Yiwei Wang, PhD, International Intern

Date Published

Hello everyone! My name is Yiwei and I am the newest intern for Save the Elephants in Samburu. I hail from California, where I recently completed my PhD work on mountain lions in the Santa Cruz Mountains ( My research focused on using accelerometers, GPS collars, and camera traps to monitor mountain lion and other carnivore behaviors in a human-dominated landscape. I was lucky to be friends with Steve Mandel, who helped introduce me to Wildlife Conservation Network and, through them, STE. I am really excited to work for STE because I have always wanted to conduct research in Africa and to work with an organization that is tackling urgent conservation issues.

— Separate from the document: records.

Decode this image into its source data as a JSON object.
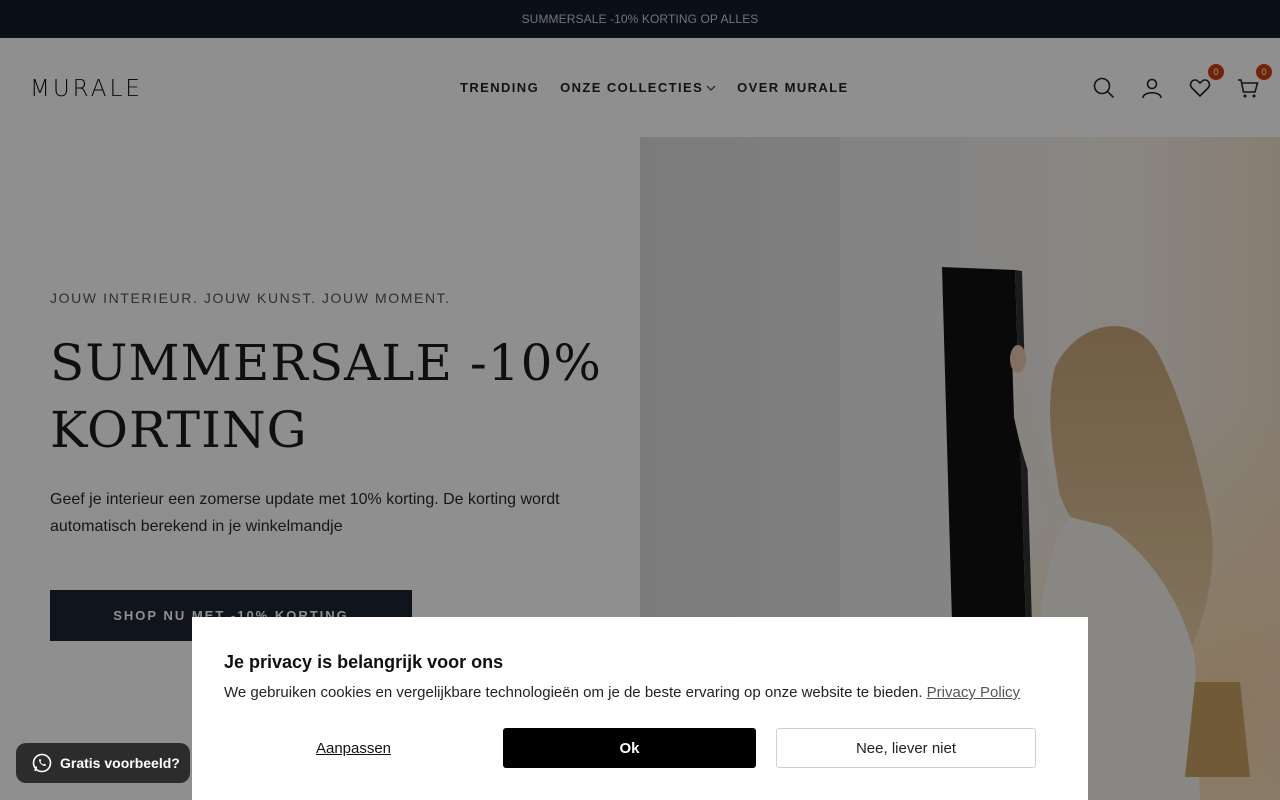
{
  "announcement": {
    "text": "SUMMERSALE -10% KORTING OP ALLES"
  },
  "header": {
    "logo": "MURALE",
    "nav": [
      {
        "label": "TRENDING"
      },
      {
        "label": "ONZE COLLECTIES",
        "has_dropdown": true
      },
      {
        "label": "OVER MURALE"
      }
    ],
    "icons": {
      "search": "search-icon",
      "account": "user-icon",
      "wishlist": "heart-icon",
      "cart": "cart-icon"
    },
    "wishlist_count": "0",
    "cart_count": "0",
    "badge_color": "#c8400a"
  },
  "hero": {
    "eyebrow": "JOUW INTERIEUR. JOUW KUNST. JOUW MOMENT.",
    "headline": "SUMMERSALE -10% KORTING",
    "subtext": "Geef je interieur een zomerse update met 10% korting. De korting wordt automatisch berekend in je winkelmandje",
    "cta_label": "SHOP NU MET -10% KORTING",
    "cta_color": "#1d2434"
  },
  "consent": {
    "title": "Je privacy is belangrijk voor ons",
    "text": "We gebruiken cookies en vergelijkbare technologieën om je de beste ervaring op onze website te bieden.",
    "privacy_link": "Privacy Policy",
    "customize_label": "Aanpassen",
    "ok_label": "Ok",
    "decline_label": "Nee, liever niet"
  },
  "whatsapp": {
    "label": "Gratis voorbeeld?",
    "icon": "whatsapp-icon"
  },
  "colors": {
    "announcement_bg": "#151c2a",
    "accent": "#1d2434"
  }
}
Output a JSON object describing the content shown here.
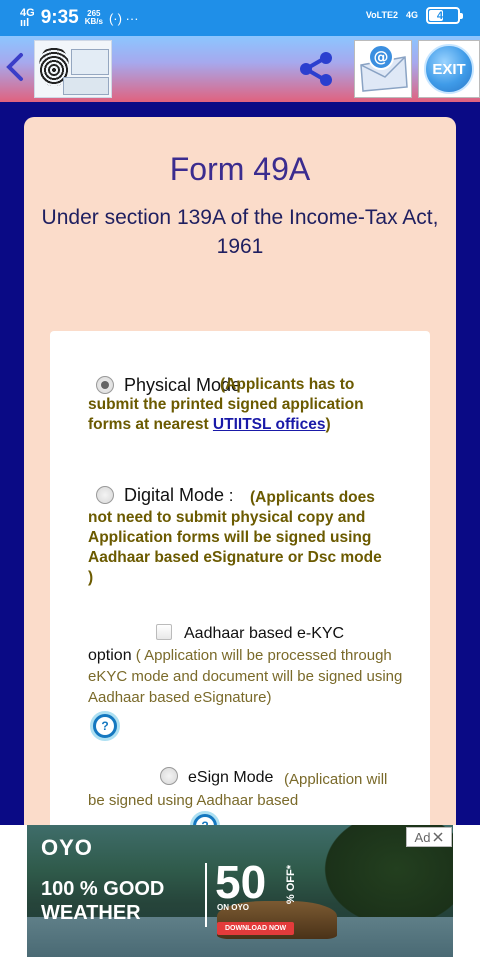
{
  "status_bar": {
    "network": "4G",
    "time": "9:35",
    "speed_value": "265",
    "speed_unit": "KB/s",
    "misc_icons": "(·) ···",
    "volte": "VoLTE2",
    "net_right": "4G",
    "battery": "44"
  },
  "app_bar": {
    "back_icon": "chevron-left-icon",
    "share_icon": "share-icon",
    "mail_icon": "email-icon",
    "exit_label": "EXIT"
  },
  "form": {
    "title": "Form 49A",
    "subtitle": "Under section 139A of the Income-Tax Act, 1961",
    "physical": {
      "label": "Physical Mode",
      "desc_before_link": "(Applicants has to submit the printed signed application forms at nearest ",
      "link_text": "UTIITSL offices",
      "desc_after_link": ")",
      "checked": true
    },
    "digital": {
      "label": "Digital Mode",
      "desc": "(Applicants does not need to submit physical copy and Application forms will be signed using Aadhaar based eSignature or Dsc mode )",
      "checked": false
    },
    "ekyc": {
      "label_first": "Aadhaar based e-KYC",
      "label_second": "option",
      "desc": "( Application will be processed through eKYC mode and document will be signed using Aadhaar based eSignature)"
    },
    "esign": {
      "label": "eSign Mode",
      "desc": "(Application will be signed using Aadhaar based"
    },
    "help_icon": "?"
  },
  "ad": {
    "brand": "OYO",
    "headline_1": "100 % GOOD",
    "headline_2": "WEATHER",
    "discount": "50",
    "off": "% OFF*",
    "on_oyo": "ON OYO",
    "cta": "DOWNLOAD NOW",
    "badge": "Ad",
    "close_icon": "close-icon"
  },
  "colors": {
    "background": "#0a0a85",
    "status_bar": "#1f8fe8",
    "card": "#fbdcca",
    "title": "#3b2c8f"
  }
}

Samburu Airstrip

I flew into Samburu on April 13 from Nairobi, and I have already learned several lessons about living in Africa. Two of the most interesting ones are: 1. Don’t be surprised if warthogs and zebras are on your runway when your plane is landing and 2. Lock your doors when you leave your room to avoid a baboon and monkey party. Although I’ve only been here for two days, I feel like I have witnessed several months’ worth of amazing wildlife activities. After studying an elusive predator that is never seen in the wild, it is amazing to be able to observe research subjects literally from 3 feet away!

One of many elephants seen on the way back from the airstrip

On the way back from the airstrip (it doesn’t quite qualify as an airport), I saw over a hundred elephants! Many of them were enjoying mud puddles and splashing around having a grand old time. I have seen elephants in zoos before, of course, but it is a transformative experience to see them in the wild, roaming around freely and enjoying their days. These are magnificent creatures, and I feel that anyone who takes the time to observe them in their natural habitat will feel an urge to protect them and promote their continued survival.

Elephant calf enjoying a mudbath

It is also quite an experience being in camp. As researchers, we have staff who take care of us by cooking, making our beds, doing our laundry, and escorting us to our rooms at night (to keep us safe from the wildlife). At first, it was a little surreal (like being in Downton Samburu), but I now think it is great that there are these job opportunities for the local people and more ways for us to interact with locals. Like other field camps I’ve been to, we also have a few adorable bush pets – like a hornbill, a genet, and an orphaned gazelle that I haven’t seen yet. That’s it for now; I will keep you updated on my adventures and Samburu activities over the next 3 months!

Rains falling over the Ewaso River